Justin Heinrich Knecht Allemagne Justin [Justinus] Heinrich Knecht was a German composer, organist, and music theorist. He received a good education, both musical and general (Boeckh was one of his masters). He learnt to play the organ, keyboard, violin, and singing in Biberach. He attended a Lutheran collegiate institution in Esslingen am Neckar from 1768 to 1771.
In 1771 J.H. Knecht became Lutheran preceptor (professor of Literature) and music director in Biberach, which was a free imperial city until 1803, and had a rich cultural life. He became organist of St Martin's church in 1792, which was used simultaneously by Lutherans and Catholics. He led an energetic, busy musical life; he composed for the theatre and church, organised subscription concerts, and taught music theory, acoustics, aesthetics, composition, and instruments at the Gymnasium, which was affiliated to the Musikschule in 1806. By degrees he gravitated to music, and December 1806 went to Stuttgart in the hopes of a post there as Kapellmeister or similar. In April 1807 he was appointed Direktor beim Orchester (director of the opera and of the court concerts) by King of Württemberg in the April 1807. Owing to successful intrigues against him, in a couple of years he resigned the post and returned to his former life in Biberach (1808), where he remained for the rest of his life. He died there where he died, with a great reputation as organist, composer and theoretician.
As a theoretician J.H. Knecht was an adherent of G.J. Vogler. The list of his productions as given in Q.-L. embraces many compositions, sacred and secular, vocal and instrumental, and eight theoretical and didactic works. Two of the former have an historical interest, and that from an accidental cause. The first is 'Le Portrait Musical de la Nature,' a grand symphony for two violins, viola and bass, two flutes, two oboes, bassoons, horns, trumpets and drums ad lib., in which is expressed:
(1) A beautiful country, the sun shining, gentle airs and murmuring brooks; birds twitter, a waterfall tumbles from the mountain, the shepherd plays his pipe, the shepherdess sings, and the lambs gambol around.
(2) Suddenly the sky darkens, an oppressive closeness pervades the air, black clouds gather, the wind rises, distant thunder Is heard, and the storm approaches.
(3) The tempest bursts in all Its fury, the wind howls and the rain beats, the trees .groan and the streams rush furiously.
(4) The storm gradually goes off, the clouds disperse and the sky clears.
(5) Nature raises its joyful voice to heaven in songs of gratitude to the Creator (a hymn with variations).
The second (if it be not an arrangement of a portion of the preceding) is another attempt of the same kind with a German title - 'The Shepherds' pleasure interrupted by the storm, a musical picture for the organ.' These are precisely the subjects which Beethoven has treated, and Fetis would have us believe that Knecht actually anticipated not only the general scheme of the Pastoral Symphony but some of its figures and passages.
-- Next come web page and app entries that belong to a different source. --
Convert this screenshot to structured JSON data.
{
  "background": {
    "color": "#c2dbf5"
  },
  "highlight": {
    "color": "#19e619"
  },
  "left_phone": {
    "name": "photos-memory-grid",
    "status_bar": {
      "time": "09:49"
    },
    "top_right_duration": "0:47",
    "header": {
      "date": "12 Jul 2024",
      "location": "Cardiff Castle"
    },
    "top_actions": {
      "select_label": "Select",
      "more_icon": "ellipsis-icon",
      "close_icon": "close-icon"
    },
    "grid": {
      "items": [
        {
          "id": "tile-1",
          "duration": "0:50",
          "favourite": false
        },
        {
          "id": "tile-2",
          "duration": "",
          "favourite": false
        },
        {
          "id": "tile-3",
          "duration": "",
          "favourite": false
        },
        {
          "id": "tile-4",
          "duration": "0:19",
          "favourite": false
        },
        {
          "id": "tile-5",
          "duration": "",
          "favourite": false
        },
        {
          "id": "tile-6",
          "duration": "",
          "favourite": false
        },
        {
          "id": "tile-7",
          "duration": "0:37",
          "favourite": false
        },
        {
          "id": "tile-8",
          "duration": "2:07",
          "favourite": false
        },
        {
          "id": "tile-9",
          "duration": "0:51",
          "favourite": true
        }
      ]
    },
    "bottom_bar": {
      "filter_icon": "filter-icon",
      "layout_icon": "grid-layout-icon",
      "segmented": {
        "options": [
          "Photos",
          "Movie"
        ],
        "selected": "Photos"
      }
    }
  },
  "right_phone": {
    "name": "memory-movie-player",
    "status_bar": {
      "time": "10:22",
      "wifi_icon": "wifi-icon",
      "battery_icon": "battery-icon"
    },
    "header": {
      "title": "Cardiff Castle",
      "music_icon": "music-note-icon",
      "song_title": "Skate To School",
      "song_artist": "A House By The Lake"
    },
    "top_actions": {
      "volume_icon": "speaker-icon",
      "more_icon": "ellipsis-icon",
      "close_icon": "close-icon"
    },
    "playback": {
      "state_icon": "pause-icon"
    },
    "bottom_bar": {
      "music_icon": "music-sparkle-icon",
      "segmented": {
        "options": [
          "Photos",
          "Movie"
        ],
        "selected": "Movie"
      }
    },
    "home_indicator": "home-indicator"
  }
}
But this is not the case. Sir George Grove purchased the score and parts of J.H. Knecht's work at Otto Jahn's sale, and is able to say that beyond the titles the resemblances between the two works are obviously casual, Knecht's being in addition commonplace, entirely wanting in that' expression of emotions' which Beethoven enforces, and endeavouring to depict the actual sights and sounds, which he deprecates.
Collections are in the Wieland-Archiv, Biberach, and the Kick collection at the library of Eberhard-Karls-Universität, Tübingen. A full thematic catalogue is in Ladenburger (1984).